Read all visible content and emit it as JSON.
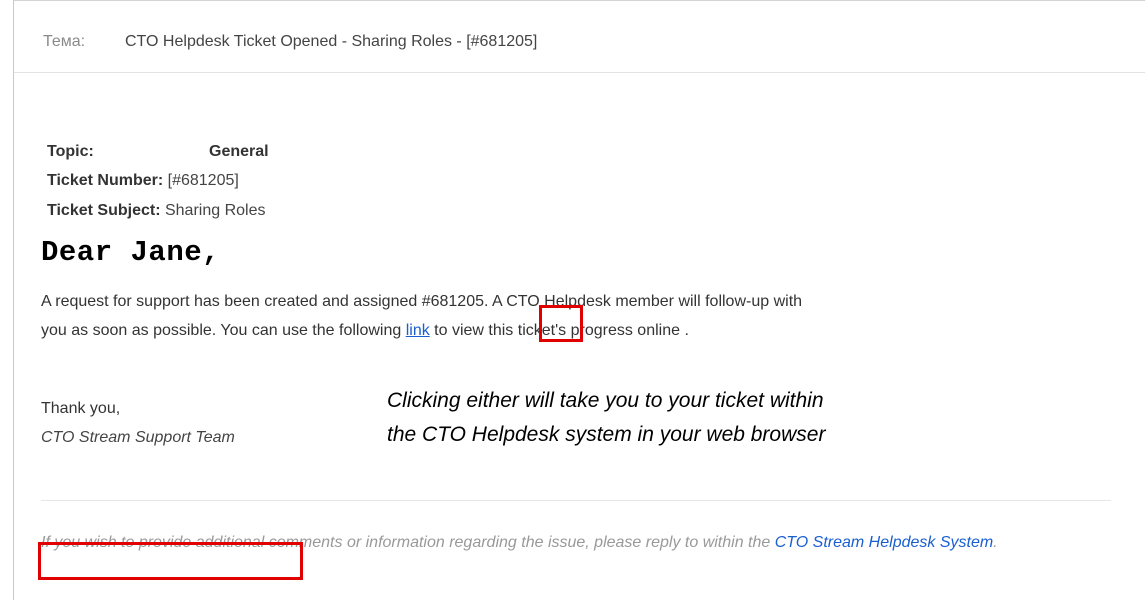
{
  "subject": {
    "label": "Тема:",
    "text": "CTO Helpdesk Ticket Opened - Sharing Roles - [#681205]"
  },
  "ticket": {
    "topic_label": "Topic:",
    "topic_value": "General",
    "number_label": "Ticket Number:",
    "number_value": "[#681205]",
    "subject_label": "Ticket Subject:",
    "subject_value": "Sharing Roles"
  },
  "greeting": "Dear Jane,",
  "body": {
    "line1": "A request for support has been created and assigned #681205. A CTO Helpdesk member will follow-up with",
    "line2_before": "you as soon as possible. You can use the following ",
    "link_text": "link",
    "line2_after": " to view this ticket's progress online ."
  },
  "signature": {
    "thanks": "Thank you,",
    "team": "CTO Stream Support Team"
  },
  "callout": {
    "line1": "Clicking either will take you to your ticket within",
    "line2": "the CTO Helpdesk system in your web browser"
  },
  "footer": {
    "struck_text": "If you wish to provide additi",
    "text": "onal comments or information regarding the issue, please reply to within the ",
    "link_text": "CTO Stream Helpdesk System",
    "end": "."
  },
  "colors": {
    "link": "#1a5fd0",
    "highlight": "#e10000"
  }
}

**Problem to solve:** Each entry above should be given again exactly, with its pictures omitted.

**Exercise answer:**
Read all visible content and emit it as JSON.
{
  "subject": {
    "label": "Тема:",
    "text": "CTO Helpdesk Ticket Opened - Sharing Roles - [#681205]"
  },
  "ticket": {
    "topic_label": "Topic:",
    "topic_value": "General",
    "number_label": "Ticket Number:",
    "number_value": "[#681205]",
    "subject_label": "Ticket Subject:",
    "subject_value": "Sharing Roles"
  },
  "greeting": "Dear Jane,",
  "body": {
    "line1": "A request for support has been created and assigned #681205. A CTO Helpdesk member will follow-up with",
    "line2_before": "you as soon as possible. You can use the following ",
    "link_text": "link",
    "line2_after": " to view this ticket's progress online ."
  },
  "signature": {
    "thanks": "Thank you,",
    "team": "CTO Stream Support Team"
  },
  "callout": {
    "line1": "Clicking either will take you to your ticket within",
    "line2": "the CTO Helpdesk system in your web browser"
  },
  "footer": {
    "struck_text": "If you wish to provide additi",
    "text": "onal comments or information regarding the issue, please reply to within the ",
    "link_text": "CTO Stream Helpdesk System",
    "end": "."
  },
  "colors": {
    "link": "#1a5fd0",
    "highlight": "#e10000"
  }
}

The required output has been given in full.